REQUIRED ACTION: Retype each entry exactly.

-------- RECORD SET

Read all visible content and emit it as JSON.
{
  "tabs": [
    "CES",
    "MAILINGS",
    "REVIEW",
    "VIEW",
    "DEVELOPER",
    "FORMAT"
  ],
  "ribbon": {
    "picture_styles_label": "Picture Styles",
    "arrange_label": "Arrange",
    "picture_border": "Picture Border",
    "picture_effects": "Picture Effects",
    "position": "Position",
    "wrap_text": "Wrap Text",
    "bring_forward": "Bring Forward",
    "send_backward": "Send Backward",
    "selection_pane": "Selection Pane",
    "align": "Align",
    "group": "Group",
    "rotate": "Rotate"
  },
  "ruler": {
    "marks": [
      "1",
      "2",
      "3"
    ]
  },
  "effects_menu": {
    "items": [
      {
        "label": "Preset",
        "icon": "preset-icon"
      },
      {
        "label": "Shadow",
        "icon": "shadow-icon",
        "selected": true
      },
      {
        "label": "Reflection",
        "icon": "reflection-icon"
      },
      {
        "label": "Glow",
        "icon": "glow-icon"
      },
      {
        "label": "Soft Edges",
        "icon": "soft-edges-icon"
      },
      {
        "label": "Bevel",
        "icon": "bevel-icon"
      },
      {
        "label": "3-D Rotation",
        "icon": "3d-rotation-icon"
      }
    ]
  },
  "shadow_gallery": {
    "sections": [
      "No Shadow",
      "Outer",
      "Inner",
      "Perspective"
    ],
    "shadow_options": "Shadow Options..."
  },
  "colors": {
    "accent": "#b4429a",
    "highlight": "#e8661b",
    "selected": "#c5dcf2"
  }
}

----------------

EXERCISE RESULT:
Read all visible content and emit it as JSON.
{
  "tabs": [
    "CES",
    "MAILINGS",
    "REVIEW",
    "VIEW",
    "DEVELOPER",
    "FORMAT"
  ],
  "ribbon": {
    "picture_styles_label": "Picture Styles",
    "arrange_label": "Arrange",
    "picture_border": "Picture Border",
    "picture_effects": "Picture Effects",
    "position": "Position",
    "wrap_text": "Wrap Text",
    "bring_forward": "Bring Forward",
    "send_backward": "Send Backward",
    "selection_pane": "Selection Pane",
    "align": "Align",
    "group": "Group",
    "rotate": "Rotate"
  },
  "ruler": {
    "marks": [
      "1",
      "2",
      "3"
    ]
  },
  "effects_menu": {
    "items": [
      {
        "label": "Preset",
        "icon": "preset-icon"
      },
      {
        "label": "Shadow",
        "icon": "shadow-icon",
        "selected": true
      },
      {
        "label": "Reflection",
        "icon": "reflection-icon"
      },
      {
        "label": "Glow",
        "icon": "glow-icon"
      },
      {
        "label": "Soft Edges",
        "icon": "soft-edges-icon"
      },
      {
        "label": "Bevel",
        "icon": "bevel-icon"
      },
      {
        "label": "3-D Rotation",
        "icon": "3d-rotation-icon"
      }
    ]
  },
  "shadow_gallery": {
    "sections": [
      "No Shadow",
      "Outer",
      "Inner",
      "Perspective"
    ],
    "shadow_options": "Shadow Options..."
  },
  "colors": {
    "accent": "#b4429a",
    "highlight": "#e8661b",
    "selected": "#c5dcf2"
  }
}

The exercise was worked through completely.